[Stored items from a collection]
═══

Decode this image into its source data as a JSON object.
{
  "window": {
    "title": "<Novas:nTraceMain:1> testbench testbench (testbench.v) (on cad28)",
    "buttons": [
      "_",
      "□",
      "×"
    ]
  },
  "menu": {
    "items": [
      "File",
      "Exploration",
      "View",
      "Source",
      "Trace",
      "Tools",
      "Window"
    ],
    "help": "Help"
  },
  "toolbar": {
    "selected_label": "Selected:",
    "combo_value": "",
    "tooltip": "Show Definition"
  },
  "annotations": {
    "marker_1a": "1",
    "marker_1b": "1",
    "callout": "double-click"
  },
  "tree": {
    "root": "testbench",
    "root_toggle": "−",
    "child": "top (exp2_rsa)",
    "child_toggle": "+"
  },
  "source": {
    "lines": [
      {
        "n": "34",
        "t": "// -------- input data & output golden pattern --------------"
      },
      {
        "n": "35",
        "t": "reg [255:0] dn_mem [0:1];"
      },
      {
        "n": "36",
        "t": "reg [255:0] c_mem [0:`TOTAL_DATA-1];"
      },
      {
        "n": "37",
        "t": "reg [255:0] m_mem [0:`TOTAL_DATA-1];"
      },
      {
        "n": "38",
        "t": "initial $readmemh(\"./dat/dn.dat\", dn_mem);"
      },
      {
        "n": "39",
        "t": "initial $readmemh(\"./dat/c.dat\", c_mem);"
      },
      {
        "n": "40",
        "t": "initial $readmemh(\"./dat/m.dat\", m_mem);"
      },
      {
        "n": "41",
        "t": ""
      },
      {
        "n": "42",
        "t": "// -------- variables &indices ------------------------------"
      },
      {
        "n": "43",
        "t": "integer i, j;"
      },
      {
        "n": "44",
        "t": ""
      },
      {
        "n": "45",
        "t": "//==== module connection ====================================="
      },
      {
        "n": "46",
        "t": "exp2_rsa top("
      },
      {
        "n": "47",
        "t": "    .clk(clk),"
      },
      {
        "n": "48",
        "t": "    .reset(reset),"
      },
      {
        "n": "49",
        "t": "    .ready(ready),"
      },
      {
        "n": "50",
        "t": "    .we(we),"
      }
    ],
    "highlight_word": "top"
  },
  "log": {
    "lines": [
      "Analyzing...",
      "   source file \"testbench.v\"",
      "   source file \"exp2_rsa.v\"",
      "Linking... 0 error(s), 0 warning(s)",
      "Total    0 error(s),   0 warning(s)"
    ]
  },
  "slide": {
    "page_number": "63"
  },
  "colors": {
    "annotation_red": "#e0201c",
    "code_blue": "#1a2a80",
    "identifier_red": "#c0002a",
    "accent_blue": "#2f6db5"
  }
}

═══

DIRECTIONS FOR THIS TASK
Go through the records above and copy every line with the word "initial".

RESPONSE
        "t": "initial $readmemh(\"./dat/dn.dat\", dn_mem);"
        "t": "initial $readmemh(\"./dat/c.dat\", c_mem);"
        "t": "initial $readmemh(\"./dat/m.dat\", m_mem);"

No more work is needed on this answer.